Safeguarding the integrity of banking networks and the trust of customers in that banks keep their assets and personal data secure has become a very demanding task in which significant amounts of money are invested. In the fight against cybercrime, challenges emerge not only by the multiple modi operandi of the attackers but also by the often overlapping regulations stipulating the actions that banks must take to identify, report, mitigate and prevent cyber risk.

Against this backdrop the European Banking Federation’s work on cybersecurity is focused mainly on:

Intelligence sharing

The EBF promotes industry initiatives to create cyber intelligence sharing platforms, while working closely with Europol’s cybercrime centre (EC3) to facilitate communication with the sector. The recent Wannacry and (not)Petya ransomware attacks - the former having affected thousands of computers in over 150 countries - highlighted once again that cybercrime has no borders. Evidently, the quicker an organization can share information on a cyber threat, the better chances other organizations have to protect their systems. However, sharing of cyber threat intelligence between the industry, law enforcement agencies and other stakeholders often stumbles on legislative fragmentation mainly related to the kind of data that may or may not be shared.

Incident reporting

The EBF promotes industry initiatives to create a common taxonomy for reporting by facilitating the exchange of information and practices between its members and maintaining a dialogue with supervisory and regulatory bodies in the EU.  The European regulatory framework (NIS Directive, PSD2, GDPR, ECB reporting framework) and various national legislations have introduced requirements as to the reporting of cyber incidents by banks. This has created a complex reporting grid where a bank has to report an incident to national and European authorities, in different timeframes and with different or overlapping data.

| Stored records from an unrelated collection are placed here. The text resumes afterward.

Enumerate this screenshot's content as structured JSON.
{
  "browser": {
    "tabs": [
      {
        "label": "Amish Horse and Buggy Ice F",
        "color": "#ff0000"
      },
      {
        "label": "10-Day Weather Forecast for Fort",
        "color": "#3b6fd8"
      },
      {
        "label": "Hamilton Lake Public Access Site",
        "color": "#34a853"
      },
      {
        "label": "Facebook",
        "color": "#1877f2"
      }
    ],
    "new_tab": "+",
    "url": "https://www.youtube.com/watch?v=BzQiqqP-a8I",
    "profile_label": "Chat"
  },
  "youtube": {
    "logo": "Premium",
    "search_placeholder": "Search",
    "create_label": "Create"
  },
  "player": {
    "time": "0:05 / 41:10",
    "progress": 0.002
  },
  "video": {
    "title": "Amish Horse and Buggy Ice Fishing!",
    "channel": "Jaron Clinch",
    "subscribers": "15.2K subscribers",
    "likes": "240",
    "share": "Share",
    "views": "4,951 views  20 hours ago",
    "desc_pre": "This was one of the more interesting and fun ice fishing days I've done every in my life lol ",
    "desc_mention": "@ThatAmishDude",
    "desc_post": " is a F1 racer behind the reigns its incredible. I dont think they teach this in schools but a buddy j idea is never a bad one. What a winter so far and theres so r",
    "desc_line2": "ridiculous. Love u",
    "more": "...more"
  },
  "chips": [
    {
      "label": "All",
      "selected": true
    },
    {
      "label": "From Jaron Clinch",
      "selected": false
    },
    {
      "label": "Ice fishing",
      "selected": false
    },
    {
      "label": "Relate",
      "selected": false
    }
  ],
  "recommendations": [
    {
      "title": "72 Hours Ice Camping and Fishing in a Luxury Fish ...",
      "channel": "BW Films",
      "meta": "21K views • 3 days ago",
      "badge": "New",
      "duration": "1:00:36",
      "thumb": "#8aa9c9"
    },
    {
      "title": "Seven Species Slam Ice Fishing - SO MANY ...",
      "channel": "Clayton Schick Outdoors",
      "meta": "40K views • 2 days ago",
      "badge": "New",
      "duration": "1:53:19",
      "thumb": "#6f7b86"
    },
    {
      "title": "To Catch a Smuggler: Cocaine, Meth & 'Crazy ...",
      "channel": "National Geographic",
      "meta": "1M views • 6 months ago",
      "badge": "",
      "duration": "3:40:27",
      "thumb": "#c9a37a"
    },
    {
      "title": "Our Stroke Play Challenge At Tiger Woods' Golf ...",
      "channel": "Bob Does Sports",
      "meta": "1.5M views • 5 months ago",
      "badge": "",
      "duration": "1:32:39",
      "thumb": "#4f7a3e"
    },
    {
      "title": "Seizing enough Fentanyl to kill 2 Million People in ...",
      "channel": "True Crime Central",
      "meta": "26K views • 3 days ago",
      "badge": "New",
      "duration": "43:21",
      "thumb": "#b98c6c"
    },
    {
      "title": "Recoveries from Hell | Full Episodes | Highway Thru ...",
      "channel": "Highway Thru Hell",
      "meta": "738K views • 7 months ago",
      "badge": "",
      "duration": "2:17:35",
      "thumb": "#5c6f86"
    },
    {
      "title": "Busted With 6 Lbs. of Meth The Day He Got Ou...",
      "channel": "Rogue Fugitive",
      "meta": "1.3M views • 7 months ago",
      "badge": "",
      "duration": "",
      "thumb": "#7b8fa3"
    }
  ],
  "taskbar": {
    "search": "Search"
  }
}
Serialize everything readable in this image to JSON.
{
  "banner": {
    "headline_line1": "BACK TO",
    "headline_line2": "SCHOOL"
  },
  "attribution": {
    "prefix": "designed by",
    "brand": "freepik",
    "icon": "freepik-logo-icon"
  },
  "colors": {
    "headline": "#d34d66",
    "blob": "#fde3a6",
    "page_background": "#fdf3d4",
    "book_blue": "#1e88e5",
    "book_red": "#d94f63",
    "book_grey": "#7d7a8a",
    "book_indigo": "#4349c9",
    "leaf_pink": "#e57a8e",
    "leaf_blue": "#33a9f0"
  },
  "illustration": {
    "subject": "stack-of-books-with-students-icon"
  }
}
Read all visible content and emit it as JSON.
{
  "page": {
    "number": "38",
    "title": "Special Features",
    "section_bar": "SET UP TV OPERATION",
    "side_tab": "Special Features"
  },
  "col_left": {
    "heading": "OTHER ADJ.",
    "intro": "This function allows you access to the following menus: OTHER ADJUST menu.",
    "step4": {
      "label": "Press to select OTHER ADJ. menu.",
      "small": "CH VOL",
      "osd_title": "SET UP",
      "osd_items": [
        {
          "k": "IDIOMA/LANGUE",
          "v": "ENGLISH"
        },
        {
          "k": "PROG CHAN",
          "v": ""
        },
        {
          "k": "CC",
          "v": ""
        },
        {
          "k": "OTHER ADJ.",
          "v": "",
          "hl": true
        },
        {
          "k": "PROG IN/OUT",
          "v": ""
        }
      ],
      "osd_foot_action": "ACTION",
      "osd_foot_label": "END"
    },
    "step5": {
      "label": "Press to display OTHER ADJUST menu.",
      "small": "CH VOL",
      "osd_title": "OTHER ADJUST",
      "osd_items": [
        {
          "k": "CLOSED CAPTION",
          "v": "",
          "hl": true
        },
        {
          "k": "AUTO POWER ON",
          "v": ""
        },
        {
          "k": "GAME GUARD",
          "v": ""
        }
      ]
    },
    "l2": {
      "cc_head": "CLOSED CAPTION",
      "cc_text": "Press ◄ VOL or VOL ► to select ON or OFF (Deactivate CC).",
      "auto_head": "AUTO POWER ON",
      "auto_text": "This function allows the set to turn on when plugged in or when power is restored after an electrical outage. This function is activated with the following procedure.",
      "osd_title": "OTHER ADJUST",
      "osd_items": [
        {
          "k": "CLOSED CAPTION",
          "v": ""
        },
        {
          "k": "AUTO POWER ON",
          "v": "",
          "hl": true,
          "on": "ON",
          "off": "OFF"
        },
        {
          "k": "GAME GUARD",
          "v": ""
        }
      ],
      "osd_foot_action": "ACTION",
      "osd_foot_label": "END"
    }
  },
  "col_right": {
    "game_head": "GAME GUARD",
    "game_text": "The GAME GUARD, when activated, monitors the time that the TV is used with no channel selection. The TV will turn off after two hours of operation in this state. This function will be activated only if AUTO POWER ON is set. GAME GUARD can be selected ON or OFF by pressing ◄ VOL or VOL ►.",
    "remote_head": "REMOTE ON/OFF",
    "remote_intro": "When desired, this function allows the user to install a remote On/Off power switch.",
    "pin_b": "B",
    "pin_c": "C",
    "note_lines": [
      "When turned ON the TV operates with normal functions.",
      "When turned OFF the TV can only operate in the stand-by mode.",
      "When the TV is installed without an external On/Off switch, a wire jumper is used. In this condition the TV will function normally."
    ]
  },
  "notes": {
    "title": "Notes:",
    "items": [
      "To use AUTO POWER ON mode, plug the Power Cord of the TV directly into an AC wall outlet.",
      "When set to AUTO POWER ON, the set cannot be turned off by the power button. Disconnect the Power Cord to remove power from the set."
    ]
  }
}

Awareness and digital skills

More often than not, the weak link in cyberattack prevention is the human factor: us. While attacks constantly evolve, most of us lack even basic knowledge of how to protect ourselves once we go on-line. Using the same password for multiple accounts, failing to download software updates, neglecting to install protection software, opening email attachments from unknown senders make us and the organizations in which we work easy targets. With a view to enhance the digital skills of existing and future customers and employees, the EBF promotes or jointly creates awareness-raising campaigns and events (notably with EC3 and ENISA) and has become a member of the Digital Skills & Jobs Coalition. Looking ahead, EBF will add digital literacy to its financial literacy initiatives (e.g. the European Money Week).

As a partner in ENISA’s European Cybersecurity Month, celebrated every October, the EBF organized its cybersecurity conference with the title “Managing Risk. Deploying Awareness” on 10 October to explore these challenges. We look forward to turning this conference into our annual meeting point for cybersecurity in banking.

Alexandra Maniati, Senior Policy Adviser, Social Affairs & Cybersecurity @ European Banking Federation